What is being asked:
Your task is to restate word for word the lines of the listing below that start at the one containing "Decode this image" and run to the end; please add nothing.

== Exercise inputs

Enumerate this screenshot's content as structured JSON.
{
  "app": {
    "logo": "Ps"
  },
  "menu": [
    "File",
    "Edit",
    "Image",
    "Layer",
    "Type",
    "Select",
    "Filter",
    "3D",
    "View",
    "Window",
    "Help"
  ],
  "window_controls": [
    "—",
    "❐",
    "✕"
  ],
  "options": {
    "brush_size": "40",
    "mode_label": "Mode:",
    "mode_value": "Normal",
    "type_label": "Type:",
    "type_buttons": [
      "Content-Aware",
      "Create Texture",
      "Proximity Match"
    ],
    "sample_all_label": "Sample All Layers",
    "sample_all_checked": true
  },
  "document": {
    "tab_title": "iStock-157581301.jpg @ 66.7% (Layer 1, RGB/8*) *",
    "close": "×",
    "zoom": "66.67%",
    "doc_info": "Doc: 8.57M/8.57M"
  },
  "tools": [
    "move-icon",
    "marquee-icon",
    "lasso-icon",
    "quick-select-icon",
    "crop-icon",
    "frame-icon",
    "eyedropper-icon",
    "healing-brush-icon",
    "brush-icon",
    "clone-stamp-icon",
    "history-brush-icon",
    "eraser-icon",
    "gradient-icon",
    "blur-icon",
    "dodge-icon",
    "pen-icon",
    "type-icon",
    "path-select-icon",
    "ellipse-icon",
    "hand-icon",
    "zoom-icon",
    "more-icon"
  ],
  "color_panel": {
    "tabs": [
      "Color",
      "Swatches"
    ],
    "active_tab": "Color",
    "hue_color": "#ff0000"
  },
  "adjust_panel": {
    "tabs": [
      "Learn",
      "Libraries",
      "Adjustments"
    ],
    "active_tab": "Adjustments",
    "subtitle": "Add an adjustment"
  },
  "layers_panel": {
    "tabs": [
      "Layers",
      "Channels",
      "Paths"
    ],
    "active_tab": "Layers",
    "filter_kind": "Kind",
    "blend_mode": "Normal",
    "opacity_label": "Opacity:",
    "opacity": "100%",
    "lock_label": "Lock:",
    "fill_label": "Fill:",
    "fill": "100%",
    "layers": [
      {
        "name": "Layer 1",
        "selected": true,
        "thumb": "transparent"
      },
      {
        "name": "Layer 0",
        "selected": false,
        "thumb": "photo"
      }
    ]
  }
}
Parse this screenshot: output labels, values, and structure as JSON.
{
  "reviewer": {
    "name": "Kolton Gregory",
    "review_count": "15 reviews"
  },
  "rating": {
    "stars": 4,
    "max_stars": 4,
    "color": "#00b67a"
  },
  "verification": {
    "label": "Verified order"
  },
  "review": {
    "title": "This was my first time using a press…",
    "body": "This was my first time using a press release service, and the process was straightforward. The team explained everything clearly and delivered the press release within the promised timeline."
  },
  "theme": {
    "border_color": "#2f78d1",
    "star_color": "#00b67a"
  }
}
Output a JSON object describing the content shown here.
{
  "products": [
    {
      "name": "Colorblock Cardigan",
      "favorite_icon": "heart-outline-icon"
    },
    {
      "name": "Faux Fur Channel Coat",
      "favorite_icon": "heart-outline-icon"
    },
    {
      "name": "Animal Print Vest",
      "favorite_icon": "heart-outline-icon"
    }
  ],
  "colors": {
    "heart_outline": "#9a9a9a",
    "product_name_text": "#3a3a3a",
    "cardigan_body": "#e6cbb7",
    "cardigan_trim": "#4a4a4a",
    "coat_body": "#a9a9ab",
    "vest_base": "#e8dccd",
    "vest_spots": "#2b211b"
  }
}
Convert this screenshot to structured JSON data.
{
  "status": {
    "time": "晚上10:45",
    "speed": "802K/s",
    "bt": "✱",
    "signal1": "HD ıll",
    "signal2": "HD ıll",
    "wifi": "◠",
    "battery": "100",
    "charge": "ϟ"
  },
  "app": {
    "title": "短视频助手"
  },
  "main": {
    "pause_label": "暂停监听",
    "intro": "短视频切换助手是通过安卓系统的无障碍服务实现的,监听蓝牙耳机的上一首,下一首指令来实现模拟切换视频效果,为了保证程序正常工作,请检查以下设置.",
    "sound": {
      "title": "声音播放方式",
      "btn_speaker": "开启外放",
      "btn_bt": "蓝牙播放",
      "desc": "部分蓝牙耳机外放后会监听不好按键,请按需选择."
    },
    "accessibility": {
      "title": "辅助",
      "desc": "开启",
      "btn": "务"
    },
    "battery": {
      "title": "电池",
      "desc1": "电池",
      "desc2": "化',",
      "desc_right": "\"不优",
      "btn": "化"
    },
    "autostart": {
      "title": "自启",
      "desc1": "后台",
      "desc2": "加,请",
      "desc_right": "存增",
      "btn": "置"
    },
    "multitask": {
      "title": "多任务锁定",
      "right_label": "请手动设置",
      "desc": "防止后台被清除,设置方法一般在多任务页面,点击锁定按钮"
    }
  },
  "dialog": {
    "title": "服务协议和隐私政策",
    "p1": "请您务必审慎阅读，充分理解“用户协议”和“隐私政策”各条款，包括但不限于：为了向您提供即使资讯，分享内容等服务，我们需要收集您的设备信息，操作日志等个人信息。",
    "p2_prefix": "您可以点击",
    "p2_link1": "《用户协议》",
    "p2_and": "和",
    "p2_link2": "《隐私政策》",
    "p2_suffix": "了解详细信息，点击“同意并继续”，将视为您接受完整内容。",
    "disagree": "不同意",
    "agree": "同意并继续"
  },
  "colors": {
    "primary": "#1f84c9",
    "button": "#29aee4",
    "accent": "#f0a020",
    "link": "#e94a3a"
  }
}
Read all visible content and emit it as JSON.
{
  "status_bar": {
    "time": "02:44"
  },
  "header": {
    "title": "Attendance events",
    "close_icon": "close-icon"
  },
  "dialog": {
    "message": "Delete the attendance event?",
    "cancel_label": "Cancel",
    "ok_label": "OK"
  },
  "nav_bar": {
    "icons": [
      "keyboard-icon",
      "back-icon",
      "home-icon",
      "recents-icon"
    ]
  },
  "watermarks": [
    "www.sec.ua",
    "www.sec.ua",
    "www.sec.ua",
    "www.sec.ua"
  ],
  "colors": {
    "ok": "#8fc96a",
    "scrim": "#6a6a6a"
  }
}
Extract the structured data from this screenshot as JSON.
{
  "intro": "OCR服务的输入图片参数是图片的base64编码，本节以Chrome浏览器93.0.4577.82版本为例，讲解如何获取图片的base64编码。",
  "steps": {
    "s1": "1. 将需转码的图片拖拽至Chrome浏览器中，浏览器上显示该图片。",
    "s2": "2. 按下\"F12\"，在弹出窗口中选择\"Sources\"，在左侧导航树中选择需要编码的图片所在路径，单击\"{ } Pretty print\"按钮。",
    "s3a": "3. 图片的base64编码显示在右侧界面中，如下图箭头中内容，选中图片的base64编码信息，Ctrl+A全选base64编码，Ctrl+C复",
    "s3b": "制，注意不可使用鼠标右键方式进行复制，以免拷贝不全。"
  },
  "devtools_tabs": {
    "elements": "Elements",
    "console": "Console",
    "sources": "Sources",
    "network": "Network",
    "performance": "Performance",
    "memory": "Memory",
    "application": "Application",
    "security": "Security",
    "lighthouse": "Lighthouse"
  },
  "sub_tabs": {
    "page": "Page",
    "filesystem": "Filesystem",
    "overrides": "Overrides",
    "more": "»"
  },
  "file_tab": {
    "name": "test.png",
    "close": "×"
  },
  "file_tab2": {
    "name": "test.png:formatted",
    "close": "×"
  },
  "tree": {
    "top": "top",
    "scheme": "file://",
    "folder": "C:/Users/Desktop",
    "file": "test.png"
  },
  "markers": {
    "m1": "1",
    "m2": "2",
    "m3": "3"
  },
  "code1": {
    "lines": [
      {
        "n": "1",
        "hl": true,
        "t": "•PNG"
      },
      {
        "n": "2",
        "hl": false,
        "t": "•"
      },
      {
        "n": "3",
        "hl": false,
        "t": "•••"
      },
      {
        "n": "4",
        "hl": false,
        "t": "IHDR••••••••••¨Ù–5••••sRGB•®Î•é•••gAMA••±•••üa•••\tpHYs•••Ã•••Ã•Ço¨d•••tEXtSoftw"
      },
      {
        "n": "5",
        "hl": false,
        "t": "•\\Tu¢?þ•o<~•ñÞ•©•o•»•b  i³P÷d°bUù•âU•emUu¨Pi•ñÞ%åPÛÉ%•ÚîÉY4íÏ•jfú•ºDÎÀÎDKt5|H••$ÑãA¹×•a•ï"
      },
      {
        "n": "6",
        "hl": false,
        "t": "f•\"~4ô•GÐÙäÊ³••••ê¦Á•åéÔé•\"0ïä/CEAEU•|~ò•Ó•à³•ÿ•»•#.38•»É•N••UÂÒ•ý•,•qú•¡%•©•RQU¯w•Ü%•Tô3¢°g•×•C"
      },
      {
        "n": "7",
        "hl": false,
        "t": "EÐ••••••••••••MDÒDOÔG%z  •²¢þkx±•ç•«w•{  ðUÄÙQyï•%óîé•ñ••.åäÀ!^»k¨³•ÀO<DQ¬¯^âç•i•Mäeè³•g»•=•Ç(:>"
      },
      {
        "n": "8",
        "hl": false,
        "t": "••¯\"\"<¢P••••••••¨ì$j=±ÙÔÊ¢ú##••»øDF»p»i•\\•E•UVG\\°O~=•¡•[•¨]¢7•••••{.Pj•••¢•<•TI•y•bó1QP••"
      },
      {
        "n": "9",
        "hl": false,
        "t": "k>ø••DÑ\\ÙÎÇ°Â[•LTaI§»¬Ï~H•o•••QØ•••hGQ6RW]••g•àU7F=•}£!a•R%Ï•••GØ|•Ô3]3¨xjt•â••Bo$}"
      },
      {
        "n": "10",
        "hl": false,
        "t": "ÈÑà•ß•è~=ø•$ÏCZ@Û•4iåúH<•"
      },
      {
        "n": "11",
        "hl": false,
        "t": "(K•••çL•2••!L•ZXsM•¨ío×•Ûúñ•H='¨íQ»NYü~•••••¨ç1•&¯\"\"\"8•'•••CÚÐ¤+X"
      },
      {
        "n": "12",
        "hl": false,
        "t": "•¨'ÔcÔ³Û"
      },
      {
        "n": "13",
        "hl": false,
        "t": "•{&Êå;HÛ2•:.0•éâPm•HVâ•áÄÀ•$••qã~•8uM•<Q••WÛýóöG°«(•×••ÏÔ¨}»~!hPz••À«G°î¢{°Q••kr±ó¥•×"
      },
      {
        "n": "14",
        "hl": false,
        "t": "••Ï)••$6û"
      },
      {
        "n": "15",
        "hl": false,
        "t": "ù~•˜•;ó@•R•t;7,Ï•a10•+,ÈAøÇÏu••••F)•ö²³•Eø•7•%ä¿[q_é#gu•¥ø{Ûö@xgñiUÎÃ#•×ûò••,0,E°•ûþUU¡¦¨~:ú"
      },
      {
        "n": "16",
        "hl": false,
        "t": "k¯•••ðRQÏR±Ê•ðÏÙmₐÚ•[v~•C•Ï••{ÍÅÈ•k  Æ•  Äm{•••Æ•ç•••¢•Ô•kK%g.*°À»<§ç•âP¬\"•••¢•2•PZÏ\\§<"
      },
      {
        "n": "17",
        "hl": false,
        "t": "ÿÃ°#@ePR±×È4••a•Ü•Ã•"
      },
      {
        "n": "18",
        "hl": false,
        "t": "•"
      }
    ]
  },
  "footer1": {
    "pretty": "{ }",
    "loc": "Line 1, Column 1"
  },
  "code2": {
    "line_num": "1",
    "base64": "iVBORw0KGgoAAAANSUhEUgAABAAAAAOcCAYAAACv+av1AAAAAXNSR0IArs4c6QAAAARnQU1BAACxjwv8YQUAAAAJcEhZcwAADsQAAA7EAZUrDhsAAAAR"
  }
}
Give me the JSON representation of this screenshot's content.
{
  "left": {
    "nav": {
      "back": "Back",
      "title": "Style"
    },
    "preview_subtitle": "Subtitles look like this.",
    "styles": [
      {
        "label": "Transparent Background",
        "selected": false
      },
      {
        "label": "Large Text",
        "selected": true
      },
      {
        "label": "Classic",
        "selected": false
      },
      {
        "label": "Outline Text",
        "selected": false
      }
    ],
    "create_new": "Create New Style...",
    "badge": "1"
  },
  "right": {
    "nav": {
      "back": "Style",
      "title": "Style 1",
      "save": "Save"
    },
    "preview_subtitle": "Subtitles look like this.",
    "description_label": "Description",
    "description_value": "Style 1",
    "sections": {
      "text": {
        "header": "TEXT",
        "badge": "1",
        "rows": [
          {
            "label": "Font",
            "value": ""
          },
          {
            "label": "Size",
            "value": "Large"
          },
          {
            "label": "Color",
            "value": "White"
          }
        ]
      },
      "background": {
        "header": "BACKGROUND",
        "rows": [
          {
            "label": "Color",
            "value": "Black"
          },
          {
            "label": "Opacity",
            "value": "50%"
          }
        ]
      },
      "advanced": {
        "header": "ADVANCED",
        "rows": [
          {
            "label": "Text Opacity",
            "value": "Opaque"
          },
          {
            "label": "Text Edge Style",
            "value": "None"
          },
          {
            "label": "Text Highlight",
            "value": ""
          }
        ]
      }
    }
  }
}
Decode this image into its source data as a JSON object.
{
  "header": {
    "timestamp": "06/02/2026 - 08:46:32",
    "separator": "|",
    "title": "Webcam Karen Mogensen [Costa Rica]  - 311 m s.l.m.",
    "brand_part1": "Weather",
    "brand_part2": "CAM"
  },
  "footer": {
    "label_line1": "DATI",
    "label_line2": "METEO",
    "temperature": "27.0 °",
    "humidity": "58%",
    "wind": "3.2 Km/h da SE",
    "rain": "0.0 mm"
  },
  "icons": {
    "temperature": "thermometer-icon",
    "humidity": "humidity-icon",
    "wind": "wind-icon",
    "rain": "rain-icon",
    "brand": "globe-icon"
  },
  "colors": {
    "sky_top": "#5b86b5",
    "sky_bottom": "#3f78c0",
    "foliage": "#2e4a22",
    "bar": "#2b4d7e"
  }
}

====

Response to this exercise:
Decode this image into its source data as a JSON object.
{
  "header": {
    "timestamp": "06/02/2026 - 08:46:32",
    "separator": "|",
    "title": "Webcam Karen Mogensen [Costa Rica]  - 311 m s.l.m.",
    "brand_part1": "Weather",
    "brand_part2": "CAM"
  },
  "footer": {
    "label_line1": "DATI",
    "label_line2": "METEO",
    "temperature": "27.0 °",
    "humidity": "58%",
    "wind": "3.2 Km/h da SE",
    "rain": "0.0 mm"
  },
  "icons": {
    "temperature": "thermometer-icon",
    "humidity": "humidity-icon",
    "wind": "wind-icon",
    "rain": "rain-icon",
    "brand": "globe-icon"
  },
  "colors": {
    "sky_top": "#5b86b5",
    "sky_bottom": "#3f78c0",
    "foliage": "#2e4a22",
    "bar": "#2b4d7e"
  }
}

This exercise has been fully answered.